Nightmares and reality begin to blur as Nat, a talented fashion designer, is stalked by the figure of the Sandman, a character from her childhood mysteriously connected to her parent’s death… A show with a powerful message about the state of the world for young people today, and which sticks up its middle-finger to those who’s ever said that anyone has to suffer for their art.
Created in partnership with the BRIT School’s Andrew Lloyd Webber Foundation Bridge Company, The Sandman is a brand new musical thriller written by Harry Blake and directed by Jennifer Fletcher, loosely based on the short story by E. T. A. Hoffmann. The company offers recent graduates the skills and experience to transition into the theatre industry, in works exploring issues at the centre of young people’s lives: sex, mental health, trauma and fierce fashion.
This show is about giving the performers the chance to shine, and shine they really did. Convincing, engaging and committed performances from them all. Yes it wasn’t flawless vocally, but entirely forgivable because every note was imbued with feeling. The ensemble showed that they truly could deliver something spectacular in their final, moving, close harmony number, The Lord is my Shepherd.
This quality of production was heightened by the other talented creatives involved. Designer Naomi Kuyck-Cohen and Lighting Designer Ben Pickersgill have created an atmospheric, flexible and gorgeous minimal set, with see-through walls offering an astounding variety of scenes in what’s really a quite an awkward theatre space. The choreography (from Jennifer Fletcher) was highly effective and ultimately fearless given the size of the cast relative to the size of the stage.

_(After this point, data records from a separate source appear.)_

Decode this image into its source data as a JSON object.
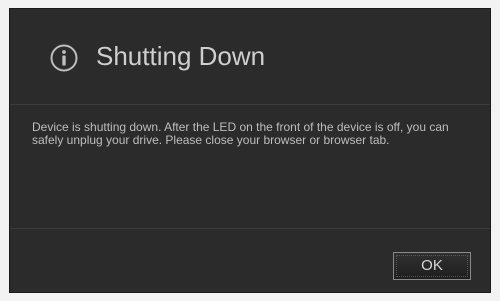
{
  "dialog": {
    "icon": "info-circle-icon",
    "title": "Shutting Down",
    "message": "Device is shutting down. After the LED on the front of the device is off, you can safely unplug your drive. Please close your browser or browser tab.",
    "ok_label": "OK"
  },
  "colors": {
    "dialog_background": "#2b2b2b",
    "title_text": "#cfcfcf",
    "body_text": "#bdbdbd"
  }
}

Going to see this is more than just the chance to see some young superstars in the making. It’s a great show, with a powerful message and some gripping acting performances (and a tap dance).